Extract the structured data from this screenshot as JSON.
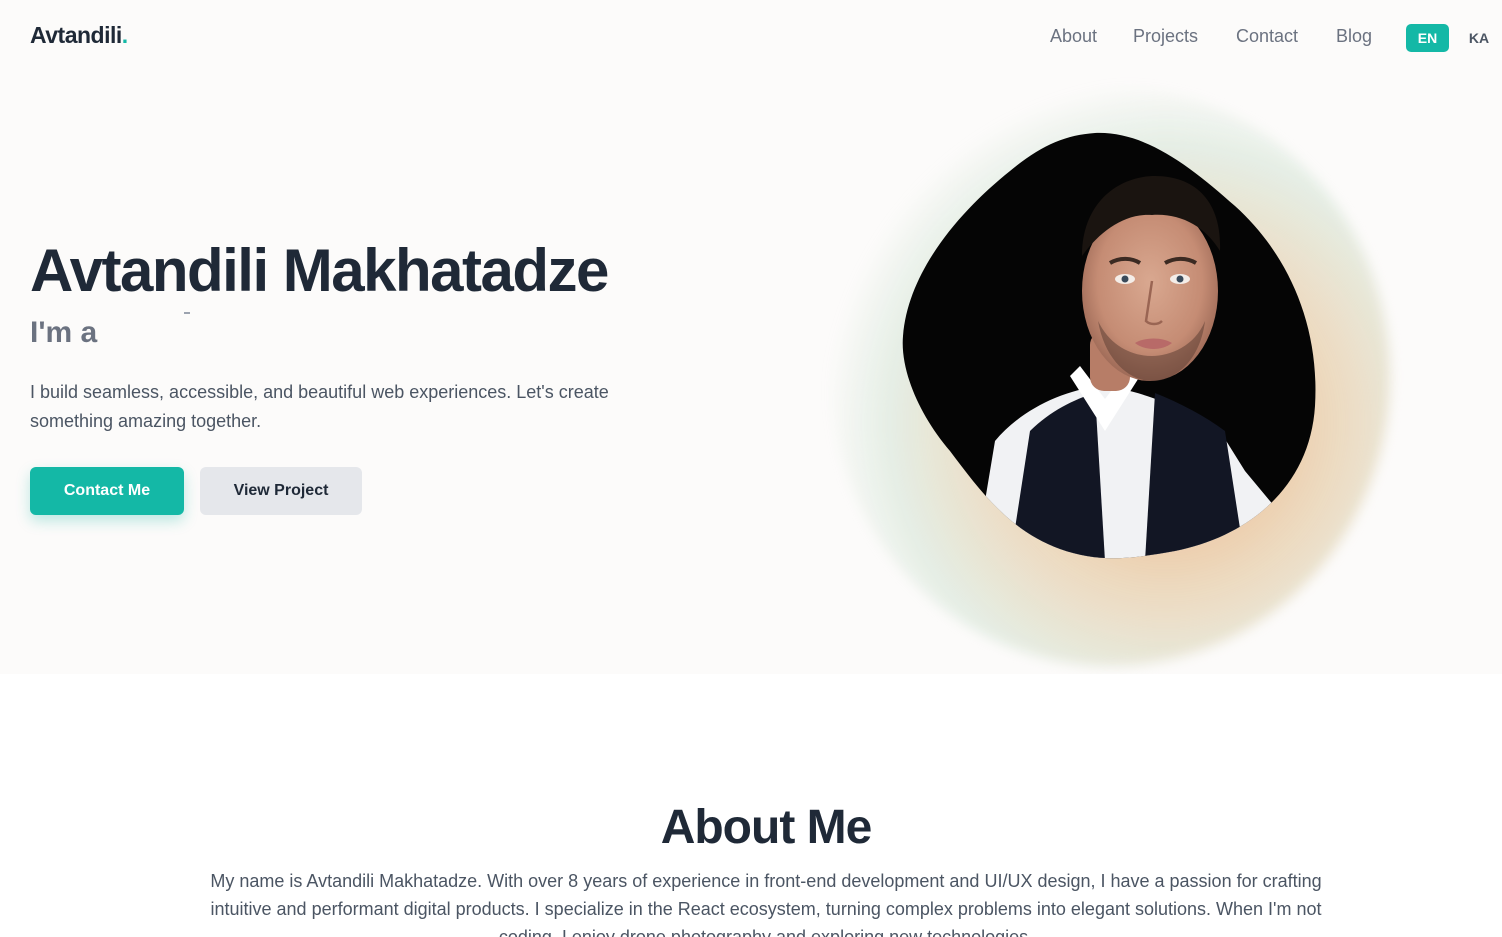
{
  "header": {
    "brand": "Avtandili",
    "brand_dot": ".",
    "nav": [
      {
        "label": "About"
      },
      {
        "label": "Projects"
      },
      {
        "label": "Contact"
      },
      {
        "label": "Blog"
      }
    ],
    "languages": {
      "active": "EN",
      "other": "KA"
    }
  },
  "hero": {
    "title": "Avtandili Makhatadze",
    "role_prefix": "I'm a",
    "description": "I build seamless, accessible, and beautiful web experiences. Let's create something amazing together.",
    "primary_button": "Contact Me",
    "secondary_button": "View Project"
  },
  "about": {
    "title": "About Me",
    "text": "My name is Avtandili Makhatadze. With over 8 years of experience in front-end development and UI/UX design, I have a passion for crafting intuitive and performant digital products. I specialize in the React ecosystem, turning complex problems into elegant solutions. When I'm not coding, I enjoy drone photography and exploring new technologies."
  },
  "colors": {
    "accent": "#14b8a6",
    "text_dark": "#1f2937",
    "text_muted": "#6b7280",
    "hero_bg": "#fcfbfa"
  },
  "icons": {
    "portrait": "profile-photo"
  }
}
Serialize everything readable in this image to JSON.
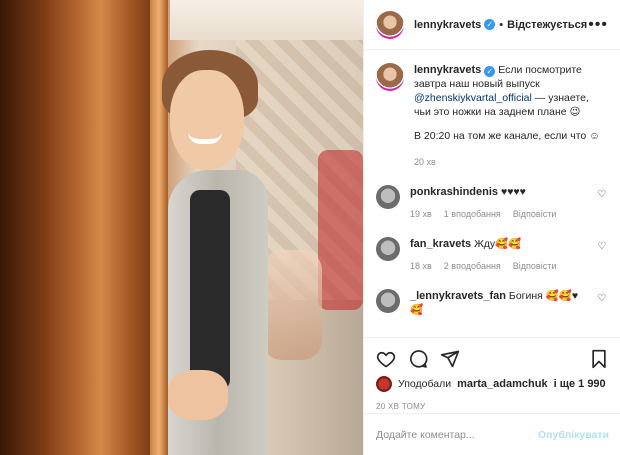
{
  "post": {
    "username": "lennykravets",
    "follow_label": "Відстежується",
    "caption_part1": "Если посмотрите завтра наш новый выпуск",
    "caption_mention": "@zhenskiykvartal_official",
    "caption_part2": "— узнаете, чьи это ножки на заднем плане 😉",
    "caption_para2": "В 20:20 на том же канале, если что ☺",
    "caption_time": "20 хв"
  },
  "comments": [
    {
      "username": "ponkrashindenis",
      "text": "♥♥♥♥",
      "time": "19 хв",
      "likes": "1 вподобання",
      "reply": "Відповісти"
    },
    {
      "username": "fan_kravets",
      "text": "Жду🥰🥰",
      "time": "18 хв",
      "likes": "2 вподобання",
      "reply": "Відповісти"
    },
    {
      "username": "_lennykravets_fan",
      "text": "Богиня 🥰🥰♥🥰"
    }
  ],
  "likes": {
    "prefix": "Уподобали",
    "user": "marta_adamchuk",
    "suffix": "і ще 1 990"
  },
  "ago": "20 ХВ ТОМУ",
  "add_comment": {
    "placeholder": "Додайте коментар...",
    "post_label": "Опублікувати"
  },
  "icons": {
    "verified": "✓",
    "more": "•••",
    "heart": "♡"
  },
  "colors": {
    "verified": "#3897f0",
    "mention": "#00376b",
    "post_button_disabled": "#b2dffc",
    "muted": "#8e8e8e"
  }
}
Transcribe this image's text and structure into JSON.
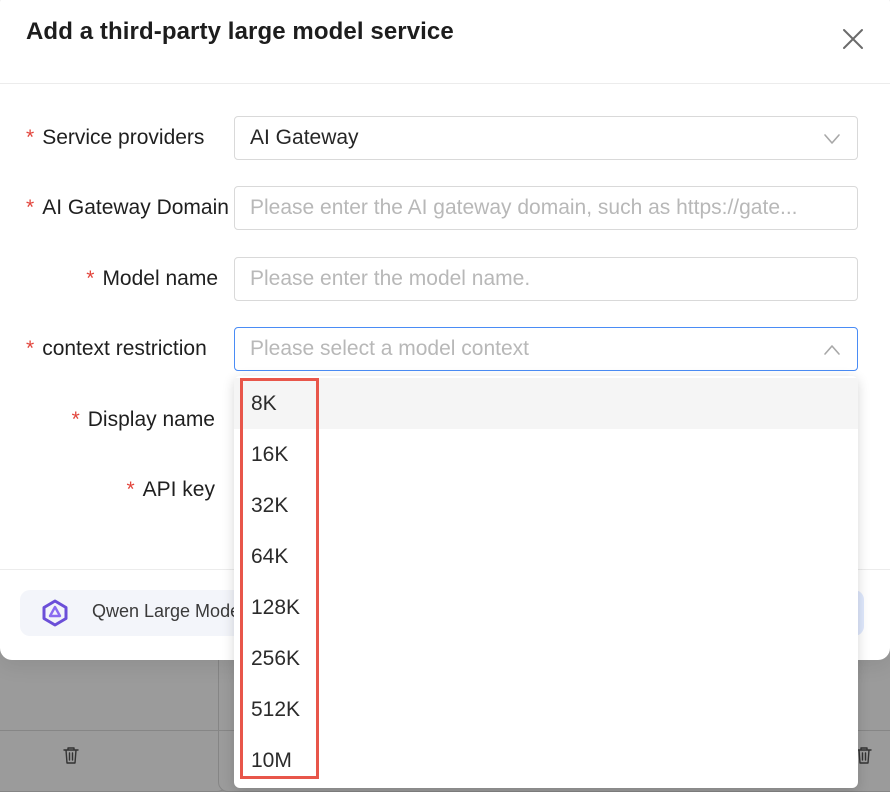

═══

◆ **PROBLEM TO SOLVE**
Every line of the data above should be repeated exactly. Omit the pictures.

◆ **SOLUTION FOR THIS TASK**
Extract the structured data from this screenshot as JSON.
{
  "header": {
    "brand": "Avtandili",
    "brand_dot": ".",
    "nav": [
      {
        "label": "About"
      },
      {
        "label": "Projects"
      },
      {
        "label": "Contact"
      },
      {
        "label": "Blog"
      }
    ],
    "languages": {
      "active": "EN",
      "other": "KA"
    }
  },
  "hero": {
    "title": "Avtandili Makhatadze",
    "role_prefix": "I'm a",
    "description": "I build seamless, accessible, and beautiful web experiences. Let's create something amazing together.",
    "primary_button": "Contact Me",
    "secondary_button": "View Project"
  },
  "about": {
    "title": "About Me",
    "text": "My name is Avtandili Makhatadze. With over 8 years of experience in front-end development and UI/UX design, I have a passion for crafting intuitive and performant digital products. I specialize in the React ecosystem, turning complex problems into elegant solutions. When I'm not coding, I enjoy drone photography and exploring new technologies."
  },
  "colors": {
    "accent": "#14b8a6",
    "text_dark": "#1f2937",
    "text_muted": "#6b7280",
    "hero_bg": "#fcfbfa"
  },
  "icons": {
    "portrait": "profile-photo"
  }
}
Serialize everything readable in this image to JSON.
{
  "post": {
    "username": "lennykravets",
    "follow_label": "Відстежується",
    "caption_part1": "Если посмотрите завтра наш новый выпуск",
    "caption_mention": "@zhenskiykvartal_official",
    "caption_part2": "— узнаете, чьи это ножки на заднем плане 😉",
    "caption_para2": "В 20:20 на том же канале, если что ☺",
    "caption_time": "20 хв"
  },
  "comments": [
    {
      "username": "ponkrashindenis",
      "text": "♥♥♥♥",
      "time": "19 хв",
      "likes": "1 вподобання",
      "reply": "Відповісти"
    },
    {
      "username": "fan_kravets",
      "text": "Жду🥰🥰",
      "time": "18 хв",
      "likes": "2 вподобання",
      "reply": "Відповісти"
    },
    {
      "username": "_lennykravets_fan",
      "text": "Богиня 🥰🥰♥🥰"
    }
  ],
  "likes": {
    "prefix": "Уподобали",
    "user": "marta_adamchuk",
    "suffix": "і ще 1 990"
  },
  "ago": "20 ХВ ТОМУ",
  "add_comment": {
    "placeholder": "Додайте коментар...",
    "post_label": "Опублікувати"
  },
  "icons": {
    "verified": "✓",
    "more": "•••",
    "heart": "♡"
  },
  "colors": {
    "verified": "#3897f0",
    "mention": "#00376b",
    "post_button_disabled": "#b2dffc",
    "muted": "#8e8e8e"
  }
}
Transcribe this image's text and structure into JSON.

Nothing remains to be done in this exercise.